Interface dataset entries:
########

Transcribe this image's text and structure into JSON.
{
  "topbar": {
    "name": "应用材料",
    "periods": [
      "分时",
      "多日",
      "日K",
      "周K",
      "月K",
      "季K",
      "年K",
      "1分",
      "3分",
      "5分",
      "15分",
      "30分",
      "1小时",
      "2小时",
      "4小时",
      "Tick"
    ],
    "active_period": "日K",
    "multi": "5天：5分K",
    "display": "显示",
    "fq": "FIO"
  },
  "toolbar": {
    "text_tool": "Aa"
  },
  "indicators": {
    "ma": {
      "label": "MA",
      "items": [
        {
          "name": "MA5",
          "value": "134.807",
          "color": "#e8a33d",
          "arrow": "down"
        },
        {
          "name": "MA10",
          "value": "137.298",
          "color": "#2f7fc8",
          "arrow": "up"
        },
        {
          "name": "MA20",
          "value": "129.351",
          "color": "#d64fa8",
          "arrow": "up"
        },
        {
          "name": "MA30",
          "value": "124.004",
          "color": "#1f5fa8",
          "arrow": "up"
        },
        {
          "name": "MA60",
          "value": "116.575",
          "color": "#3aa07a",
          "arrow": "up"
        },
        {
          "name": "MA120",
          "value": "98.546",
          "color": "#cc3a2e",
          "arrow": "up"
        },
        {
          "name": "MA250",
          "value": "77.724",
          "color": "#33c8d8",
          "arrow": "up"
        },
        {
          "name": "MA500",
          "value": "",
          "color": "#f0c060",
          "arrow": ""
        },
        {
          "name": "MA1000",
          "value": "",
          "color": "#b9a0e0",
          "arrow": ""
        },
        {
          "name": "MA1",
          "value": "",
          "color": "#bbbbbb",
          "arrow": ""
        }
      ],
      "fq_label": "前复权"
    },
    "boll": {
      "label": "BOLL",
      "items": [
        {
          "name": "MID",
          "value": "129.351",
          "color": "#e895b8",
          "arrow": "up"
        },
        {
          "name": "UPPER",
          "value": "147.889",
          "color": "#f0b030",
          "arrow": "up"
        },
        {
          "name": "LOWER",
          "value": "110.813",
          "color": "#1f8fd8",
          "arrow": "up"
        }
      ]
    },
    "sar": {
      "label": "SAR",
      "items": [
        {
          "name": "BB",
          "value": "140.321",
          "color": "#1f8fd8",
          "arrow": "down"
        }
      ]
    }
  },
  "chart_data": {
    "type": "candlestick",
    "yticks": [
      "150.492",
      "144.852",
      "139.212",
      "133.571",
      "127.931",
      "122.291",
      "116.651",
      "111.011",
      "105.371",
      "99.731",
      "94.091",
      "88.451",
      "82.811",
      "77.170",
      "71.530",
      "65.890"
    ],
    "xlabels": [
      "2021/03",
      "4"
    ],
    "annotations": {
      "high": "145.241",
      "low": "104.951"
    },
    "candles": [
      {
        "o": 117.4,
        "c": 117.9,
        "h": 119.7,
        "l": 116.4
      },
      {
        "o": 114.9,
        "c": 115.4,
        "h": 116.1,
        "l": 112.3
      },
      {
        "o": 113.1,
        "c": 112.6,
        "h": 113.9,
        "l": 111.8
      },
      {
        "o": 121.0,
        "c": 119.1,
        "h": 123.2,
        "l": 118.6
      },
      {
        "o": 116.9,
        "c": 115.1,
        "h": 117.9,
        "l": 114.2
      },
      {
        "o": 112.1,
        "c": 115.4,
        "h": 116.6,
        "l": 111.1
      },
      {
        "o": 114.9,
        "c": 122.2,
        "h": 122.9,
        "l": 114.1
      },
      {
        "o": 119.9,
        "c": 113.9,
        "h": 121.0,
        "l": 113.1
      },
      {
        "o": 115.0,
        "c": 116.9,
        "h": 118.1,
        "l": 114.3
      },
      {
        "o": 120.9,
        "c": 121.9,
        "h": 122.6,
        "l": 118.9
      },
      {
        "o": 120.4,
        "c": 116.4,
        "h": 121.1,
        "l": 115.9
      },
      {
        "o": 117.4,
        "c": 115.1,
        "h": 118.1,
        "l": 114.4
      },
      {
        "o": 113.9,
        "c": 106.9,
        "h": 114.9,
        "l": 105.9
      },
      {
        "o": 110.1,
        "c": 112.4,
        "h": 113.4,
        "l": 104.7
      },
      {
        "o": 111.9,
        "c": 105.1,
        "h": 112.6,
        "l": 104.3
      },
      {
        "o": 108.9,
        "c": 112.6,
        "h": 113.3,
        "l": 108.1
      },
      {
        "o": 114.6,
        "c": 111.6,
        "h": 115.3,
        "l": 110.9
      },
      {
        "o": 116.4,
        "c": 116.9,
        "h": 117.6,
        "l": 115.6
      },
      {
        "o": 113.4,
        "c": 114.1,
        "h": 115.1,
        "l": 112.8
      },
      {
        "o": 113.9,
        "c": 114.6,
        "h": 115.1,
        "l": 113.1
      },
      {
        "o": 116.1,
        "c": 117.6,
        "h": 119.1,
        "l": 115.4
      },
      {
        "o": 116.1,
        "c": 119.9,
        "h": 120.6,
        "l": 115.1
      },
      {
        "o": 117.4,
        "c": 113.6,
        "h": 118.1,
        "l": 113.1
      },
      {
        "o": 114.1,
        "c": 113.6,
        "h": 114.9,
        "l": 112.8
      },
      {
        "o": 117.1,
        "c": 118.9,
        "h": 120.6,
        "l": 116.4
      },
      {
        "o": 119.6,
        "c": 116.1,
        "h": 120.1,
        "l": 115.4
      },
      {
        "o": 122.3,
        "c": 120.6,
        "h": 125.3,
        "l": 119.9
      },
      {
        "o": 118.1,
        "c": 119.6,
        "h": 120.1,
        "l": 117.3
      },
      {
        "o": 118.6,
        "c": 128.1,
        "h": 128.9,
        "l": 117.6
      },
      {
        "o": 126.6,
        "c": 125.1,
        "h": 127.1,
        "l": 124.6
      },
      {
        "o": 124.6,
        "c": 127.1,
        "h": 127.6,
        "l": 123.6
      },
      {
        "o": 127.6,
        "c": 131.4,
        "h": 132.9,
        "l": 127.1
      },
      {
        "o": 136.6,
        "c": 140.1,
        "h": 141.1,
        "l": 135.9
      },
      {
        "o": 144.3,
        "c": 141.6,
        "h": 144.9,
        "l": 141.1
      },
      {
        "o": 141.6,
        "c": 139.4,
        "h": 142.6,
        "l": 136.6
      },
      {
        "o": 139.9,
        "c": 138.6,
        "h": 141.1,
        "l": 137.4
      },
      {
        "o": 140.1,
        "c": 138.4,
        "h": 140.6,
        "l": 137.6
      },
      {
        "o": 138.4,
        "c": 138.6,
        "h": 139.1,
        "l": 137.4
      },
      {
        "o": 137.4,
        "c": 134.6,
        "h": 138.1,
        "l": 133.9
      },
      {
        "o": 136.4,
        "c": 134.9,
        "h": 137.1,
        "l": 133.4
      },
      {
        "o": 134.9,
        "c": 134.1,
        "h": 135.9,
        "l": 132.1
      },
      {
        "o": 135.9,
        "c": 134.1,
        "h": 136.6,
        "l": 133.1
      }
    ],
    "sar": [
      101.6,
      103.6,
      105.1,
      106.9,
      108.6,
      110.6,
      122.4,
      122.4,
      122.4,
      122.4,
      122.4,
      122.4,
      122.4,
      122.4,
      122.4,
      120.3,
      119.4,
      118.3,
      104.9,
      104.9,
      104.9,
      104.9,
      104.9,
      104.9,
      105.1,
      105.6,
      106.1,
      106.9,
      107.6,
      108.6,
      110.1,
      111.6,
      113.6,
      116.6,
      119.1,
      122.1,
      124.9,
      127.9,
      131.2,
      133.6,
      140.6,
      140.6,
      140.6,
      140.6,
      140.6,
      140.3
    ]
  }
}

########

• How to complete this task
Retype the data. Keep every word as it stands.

• Written answer
Transcribe this image's text and structure into JSON.
{
  "topbar": {
    "name": "应用材料",
    "periods": [
      "分时",
      "多日",
      "日K",
      "周K",
      "月K",
      "季K",
      "年K",
      "1分",
      "3分",
      "5分",
      "15分",
      "30分",
      "1小时",
      "2小时",
      "4小时",
      "Tick"
    ],
    "active_period": "日K",
    "multi": "5天：5分K",
    "display": "显示",
    "fq": "FIO"
  },
  "toolbar": {
    "text_tool": "Aa"
  },
  "indicators": {
    "ma": {
      "label": "MA",
      "items": [
        {
          "name": "MA5",
          "value": "134.807",
          "color": "#e8a33d",
          "arrow": "down"
        },
        {
          "name": "MA10",
          "value": "137.298",
          "color": "#2f7fc8",
          "arrow": "up"
        },
        {
          "name": "MA20",
          "value": "129.351",
          "color": "#d64fa8",
          "arrow": "up"
        },
        {
          "name": "MA30",
          "value": "124.004",
          "color": "#1f5fa8",
          "arrow": "up"
        },
        {
          "name": "MA60",
          "value": "116.575",
          "color": "#3aa07a",
          "arrow": "up"
        },
        {
          "name": "MA120",
          "value": "98.546",
          "color": "#cc3a2e",
          "arrow": "up"
        },
        {
          "name": "MA250",
          "value": "77.724",
          "color": "#33c8d8",
          "arrow": "up"
        },
        {
          "name": "MA500",
          "value": "",
          "color": "#f0c060",
          "arrow": ""
        },
        {
          "name": "MA1000",
          "value": "",
          "color": "#b9a0e0",
          "arrow": ""
        },
        {
          "name": "MA1",
          "value": "",
          "color": "#bbbbbb",
          "arrow": ""
        }
      ],
      "fq_label": "前复权"
    },
    "boll": {
      "label": "BOLL",
      "items": [
        {
          "name": "MID",
          "value": "129.351",
          "color": "#e895b8",
          "arrow": "up"
        },
        {
          "name": "UPPER",
          "value": "147.889",
          "color": "#f0b030",
          "arrow": "up"
        },
        {
          "name": "LOWER",
          "value": "110.813",
          "color": "#1f8fd8",
          "arrow": "up"
        }
      ]
    },
    "sar": {
      "label": "SAR",
      "items": [
        {
          "name": "BB",
          "value": "140.321",
          "color": "#1f8fd8",
          "arrow": "down"
        }
      ]
    }
  },
  "chart_data": {
    "type": "candlestick",
    "yticks": [
      "150.492",
      "144.852",
      "139.212",
      "133.571",
      "127.931",
      "122.291",
      "116.651",
      "111.011",
      "105.371",
      "99.731",
      "94.091",
      "88.451",
      "82.811",
      "77.170",
      "71.530",
      "65.890"
    ],
    "xlabels": [
      "2021/03",
      "4"
    ],
    "annotations": {
      "high": "145.241",
      "low": "104.951"
    },
    "candles": [
      {
        "o": 117.4,
        "c": 117.9,
        "h": 119.7,
        "l": 116.4
      },
      {
        "o": 114.9,
        "c": 115.4,
        "h": 116.1,
        "l": 112.3
      },
      {
        "o": 113.1,
        "c": 112.6,
        "h": 113.9,
        "l": 111.8
      },
      {
        "o": 121.0,
        "c": 119.1,
        "h": 123.2,
        "l": 118.6
      },
      {
        "o": 116.9,
        "c": 115.1,
        "h": 117.9,
        "l": 114.2
      },
      {
        "o": 112.1,
        "c": 115.4,
        "h": 116.6,
        "l": 111.1
      },
      {
        "o": 114.9,
        "c": 122.2,
        "h": 122.9,
        "l": 114.1
      },
      {
        "o": 119.9,
        "c": 113.9,
        "h": 121.0,
        "l": 113.1
      },
      {
        "o": 115.0,
        "c": 116.9,
        "h": 118.1,
        "l": 114.3
      },
      {
        "o": 120.9,
        "c": 121.9,
        "h": 122.6,
        "l": 118.9
      },
      {
        "o": 120.4,
        "c": 116.4,
        "h": 121.1,
        "l": 115.9
      },
      {
        "o": 117.4,
        "c": 115.1,
        "h": 118.1,
        "l": 114.4
      },
      {
        "o": 113.9,
        "c": 106.9,
        "h": 114.9,
        "l": 105.9
      },
      {
        "o": 110.1,
        "c": 112.4,
        "h": 113.4,
        "l": 104.7
      },
      {
        "o": 111.9,
        "c": 105.1,
        "h": 112.6,
        "l": 104.3
      },
      {
        "o": 108.9,
        "c": 112.6,
        "h": 113.3,
        "l": 108.1
      },
      {
        "o": 114.6,
        "c": 111.6,
        "h": 115.3,
        "l": 110.9
      },
      {
        "o": 116.4,
        "c": 116.9,
        "h": 117.6,
        "l": 115.6
      },
      {
        "o": 113.4,
        "c": 114.1,
        "h": 115.1,
        "l": 112.8
      },
      {
        "o": 113.9,
        "c": 114.6,
        "h": 115.1,
        "l": 113.1
      },
      {
        "o": 116.1,
        "c": 117.6,
        "h": 119.1,
        "l": 115.4
      },
      {
        "o": 116.1,
        "c": 119.9,
        "h": 120.6,
        "l": 115.1
      },
      {
        "o": 117.4,
        "c": 113.6,
        "h": 118.1,
        "l": 113.1
      },
      {
        "o": 114.1,
        "c": 113.6,
        "h": 114.9,
        "l": 112.8
      },
      {
        "o": 117.1,
        "c": 118.9,
        "h": 120.6,
        "l": 116.4
      },
      {
        "o": 119.6,
        "c": 116.1,
        "h": 120.1,
        "l": 115.4
      },
      {
        "o": 122.3,
        "c": 120.6,
        "h": 125.3,
        "l": 119.9
      },
      {
        "o": 118.1,
        "c": 119.6,
        "h": 120.1,
        "l": 117.3
      },
      {
        "o": 118.6,
        "c": 128.1,
        "h": 128.9,
        "l": 117.6
      },
      {
        "o": 126.6,
        "c": 125.1,
        "h": 127.1,
        "l": 124.6
      },
      {
        "o": 124.6,
        "c": 127.1,
        "h": 127.6,
        "l": 123.6
      },
      {
        "o": 127.6,
        "c": 131.4,
        "h": 132.9,
        "l": 127.1
      },
      {
        "o": 136.6,
        "c": 140.1,
        "h": 141.1,
        "l": 135.9
      },
      {
        "o": 144.3,
        "c": 141.6,
        "h": 144.9,
        "l": 141.1
      },
      {
        "o": 141.6,
        "c": 139.4,
        "h": 142.6,
        "l": 136.6
      },
      {
        "o": 139.9,
        "c": 138.6,
        "h": 141.1,
        "l": 137.4
      },
      {
        "o": 140.1,
        "c": 138.4,
        "h": 140.6,
        "l": 137.6
      },
      {
        "o": 138.4,
        "c": 138.6,
        "h": 139.1,
        "l": 137.4
      },
      {
        "o": 137.4,
        "c": 134.6,
        "h": 138.1,
        "l": 133.9
      },
      {
        "o": 136.4,
        "c": 134.9,
        "h": 137.1,
        "l": 133.4
      },
      {
        "o": 134.9,
        "c": 134.1,
        "h": 135.9,
        "l": 132.1
      },
      {
        "o": 135.9,
        "c": 134.1,
        "h": 136.6,
        "l": 133.1
      }
    ],
    "sar": [
      101.6,
      103.6,
      105.1,
      106.9,
      108.6,
      110.6,
      122.4,
      122.4,
      122.4,
      122.4,
      122.4,
      122.4,
      122.4,
      122.4,
      122.4,
      120.3,
      119.4,
      118.3,
      104.9,
      104.9,
      104.9,
      104.9,
      104.9,
      104.9,
      105.1,
      105.6,
      106.1,
      106.9,
      107.6,
      108.6,
      110.1,
      111.6,
      113.6,
      116.6,
      119.1,
      122.1,
      124.9,
      127.9,
      131.2,
      133.6,
      140.6,
      140.6,
      140.6,
      140.6,
      140.6,
      140.3
    ]
  }
}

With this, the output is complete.